The familiar claim, “Nothing can go faster than light,” is, in fact, misleading. Light travels at different speeds in different media. The speed depends on the medium’s index of refraction (n). Light moves fastest in a vacuum – the symbol c refers to this speed of 670,616,629 mph (1,079,252,849 kilometers per hour, or 299,792,458 meters per second). We write the speed of light in any other medium as c/n.
Vacuum has an index of refraction of 1.0; therefore, light’s speed in a vacuum is c. But light traveling in water – which has an index of refraction of 1.33 – moves at only c/1.33, which equals 0.75c, or 75 percent of its speed in a vacuum.
Most types of glass have indices of refraction between 1.5 and 1.6. So, light traveling in a glass lens moves 60 to 67 percent as fast as it does in a vacuum.
Light changes speed immediately when it passes from one material to another. This is because light interacts with the electric fields of atoms in the material. In fact, this difference is what causes light to change direction, or refract. This is what makes, among other things, telescope lenses possible. Given that the index of refraction is always greater than or equal to 1.0, we can now make a more accurate statement about cosmic speed limits: Nothing can go faster than light in a vacuum.
Objects, however, are free to move at any speed, although objects with mass can never reach c – the speed of light in a vacuum. Special relativity tells us it takes progressively more energy to accelerate an object closer and closer to c. Actually getting to c would require infinite energy.
Consider a high-energy particle produced in an air shower – when a cosmic ray collides with an atom in the atmosphere. Let’s say it’s moving at about 86 percent of c. In air, where the index of refraction is 1.0003, light travels at 99.97 percent of c, so it easily outruns the incoming particle. But, when the particle enters a tank of water, it continues to move at 86 percent of c, while light itself slows to only 75 percent of its vacuum speed. The particle exceeds the local speed of light in the water.
An interesting thing happens when the high-energy particle carries an electric charge. The particle’s electric field propagates slower in water than the particle itself. The result is Cerenkov light.
The details of the Cerenkov process are complicated, but the example of a sonic boom captures most of the features. A sonic boom occurs when an airplane travels through the air faster than the speed of sound. As a result, the airplane “outruns” the noise it is producing, and all the sound piles up behind it into a single coherent wave front called a sonic boom.

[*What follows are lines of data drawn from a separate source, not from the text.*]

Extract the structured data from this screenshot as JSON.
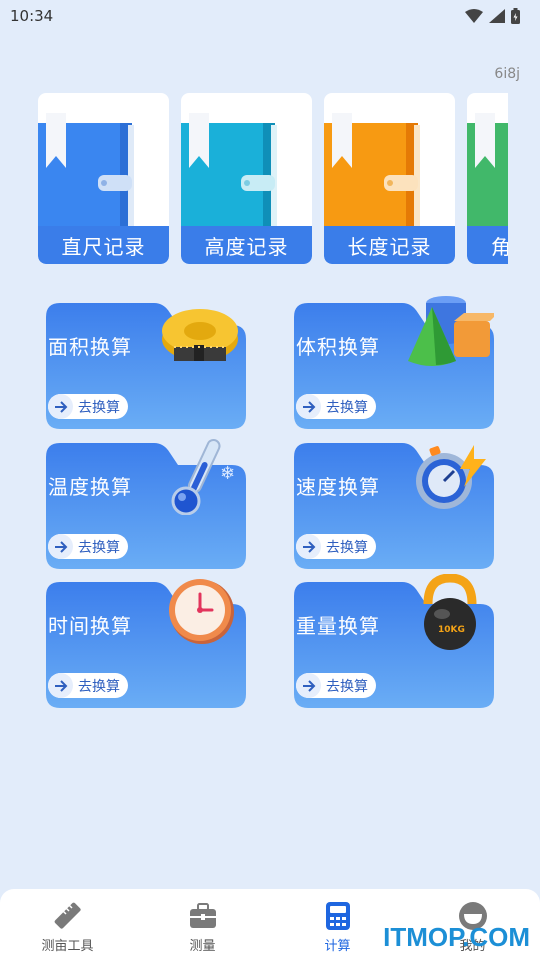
{
  "status_bar": {
    "time": "10:34"
  },
  "corner_tag": "6i8j",
  "record_cards": [
    {
      "label": "直尺记录",
      "color": "#3a86f0",
      "spine": "#2c6fd6"
    },
    {
      "label": "高度记录",
      "color": "#1ab0d9",
      "spine": "#0f8fb8"
    },
    {
      "label": "长度记录",
      "color": "#f79a12",
      "spine": "#e57a05"
    },
    {
      "label": "角",
      "color": "#41b86a",
      "spine": "#2e9a52"
    }
  ],
  "conversions": [
    {
      "title": "面积换算",
      "go": "去换算",
      "icon": "tape-measure-icon"
    },
    {
      "title": "体积换算",
      "go": "去换算",
      "icon": "3d-shapes-icon"
    },
    {
      "title": "温度换算",
      "go": "去换算",
      "icon": "thermometer-icon"
    },
    {
      "title": "速度换算",
      "go": "去换算",
      "icon": "stopwatch-icon"
    },
    {
      "title": "时间换算",
      "go": "去换算",
      "icon": "clock-icon"
    },
    {
      "title": "重量换算",
      "go": "去换算",
      "icon": "kettlebell-icon"
    }
  ],
  "kettlebell_text": "10KG",
  "nav": [
    {
      "label": "测亩工具",
      "icon": "ruler-icon",
      "active": false
    },
    {
      "label": "测量",
      "icon": "toolbox-icon",
      "active": false
    },
    {
      "label": "计算",
      "icon": "calculator-icon",
      "active": true
    },
    {
      "label": "我的",
      "icon": "profile-icon",
      "active": false
    }
  ],
  "watermark": "ITMOP.COM",
  "colors": {
    "accent": "#3a7de9",
    "card_top": "#4386ee",
    "card_bottom": "#6aadf5",
    "background": "#e2ecfa"
  }
}
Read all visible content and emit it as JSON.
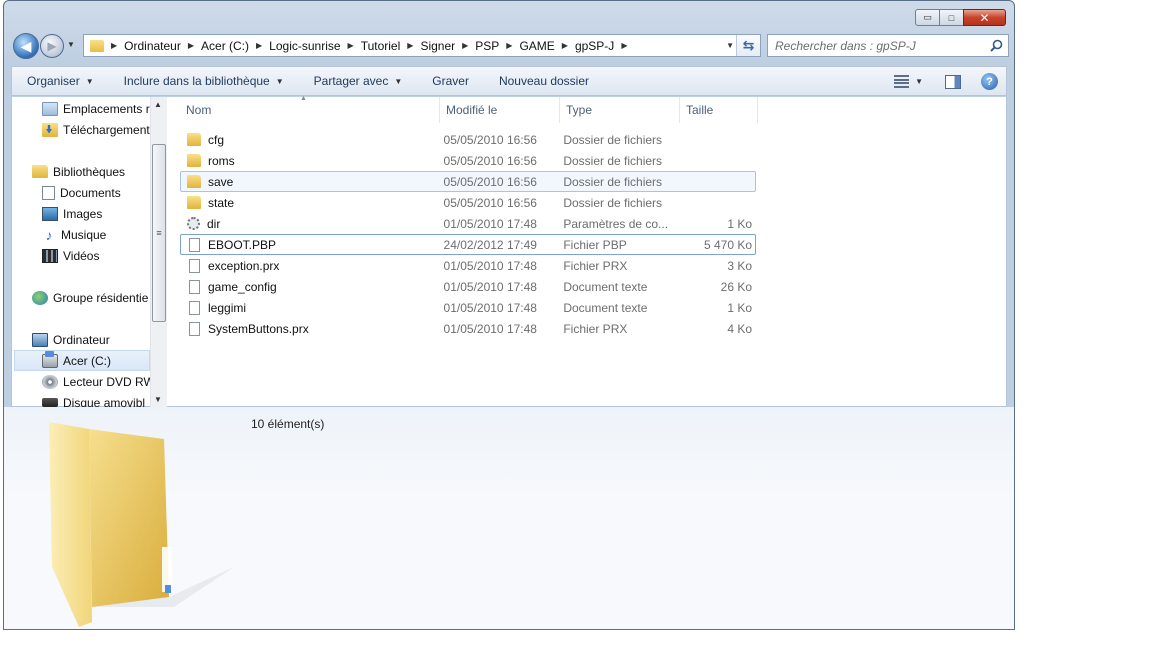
{
  "window": {
    "caption_buttons": {
      "minimize": "▭",
      "maximize": "□",
      "close": "✕"
    }
  },
  "nav": {
    "breadcrumb": [
      "Ordinateur",
      "Acer (C:)",
      "Logic-sunrise",
      "Tutoriel",
      "Signer",
      "PSP",
      "GAME",
      "gpSP-J"
    ],
    "search_placeholder": "Rechercher dans : gpSP-J"
  },
  "commands": {
    "organise": "Organiser",
    "include_library": "Inclure dans la bibliothèque",
    "share": "Partager avec",
    "burn": "Graver",
    "new_folder": "Nouveau dossier",
    "help": "?"
  },
  "navpane": {
    "items": [
      {
        "label": "Emplacements r",
        "icon": "places-icon"
      },
      {
        "label": "Téléchargement",
        "icon": "downloads-icon"
      },
      {
        "label": "Bibliothèques",
        "icon": "libraries-icon"
      },
      {
        "label": "Documents",
        "icon": "documents-icon"
      },
      {
        "label": "Images",
        "icon": "images-icon"
      },
      {
        "label": "Musique",
        "icon": "music-icon"
      },
      {
        "label": "Vidéos",
        "icon": "videos-icon"
      },
      {
        "label": "Groupe résidentie",
        "icon": "homegroup-icon"
      },
      {
        "label": "Ordinateur",
        "icon": "computer-icon"
      },
      {
        "label": "Acer (C:)",
        "icon": "drive-icon"
      },
      {
        "label": "Lecteur DVD RW",
        "icon": "dvd-icon"
      },
      {
        "label": "Disque amovibl",
        "icon": "usb-icon"
      }
    ]
  },
  "columns": {
    "name": "Nom",
    "modified": "Modifié le",
    "type": "Type",
    "size": "Taille"
  },
  "files": [
    {
      "name": "cfg",
      "date": "05/05/2010 16:56",
      "type": "Dossier de fichiers",
      "size": "",
      "icon": "folder-icon"
    },
    {
      "name": "roms",
      "date": "05/05/2010 16:56",
      "type": "Dossier de fichiers",
      "size": "",
      "icon": "folder-icon"
    },
    {
      "name": "save",
      "date": "05/05/2010 16:56",
      "type": "Dossier de fichiers",
      "size": "",
      "icon": "folder-icon"
    },
    {
      "name": "state",
      "date": "05/05/2010 16:56",
      "type": "Dossier de fichiers",
      "size": "",
      "icon": "folder-icon"
    },
    {
      "name": "dir",
      "date": "01/05/2010 17:48",
      "type": "Paramètres de co...",
      "size": "1 Ko",
      "icon": "config-file-icon"
    },
    {
      "name": "EBOOT.PBP",
      "date": "24/02/2012 17:49",
      "type": "Fichier PBP",
      "size": "5 470 Ko",
      "icon": "file-icon"
    },
    {
      "name": "exception.prx",
      "date": "01/05/2010 17:48",
      "type": "Fichier PRX",
      "size": "3 Ko",
      "icon": "file-icon"
    },
    {
      "name": "game_config",
      "date": "01/05/2010 17:48",
      "type": "Document texte",
      "size": "26 Ko",
      "icon": "text-file-icon"
    },
    {
      "name": "leggimi",
      "date": "01/05/2010 17:48",
      "type": "Document texte",
      "size": "1 Ko",
      "icon": "text-file-icon"
    },
    {
      "name": "SystemButtons.prx",
      "date": "01/05/2010 17:48",
      "type": "Fichier PRX",
      "size": "4 Ko",
      "icon": "file-icon"
    }
  ],
  "details": {
    "item_count": "10 élément(s)"
  },
  "colors": {
    "accent": "#1e395b",
    "selection": "#a9c5e6",
    "folder": "#e8bd45"
  }
}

With Cerenkov radiation, the “noise” is the presence of an electric field, and the sonic boom is a burst of blue light. — SCOTT WAKELY, UNIVERSITY OF CHICAGO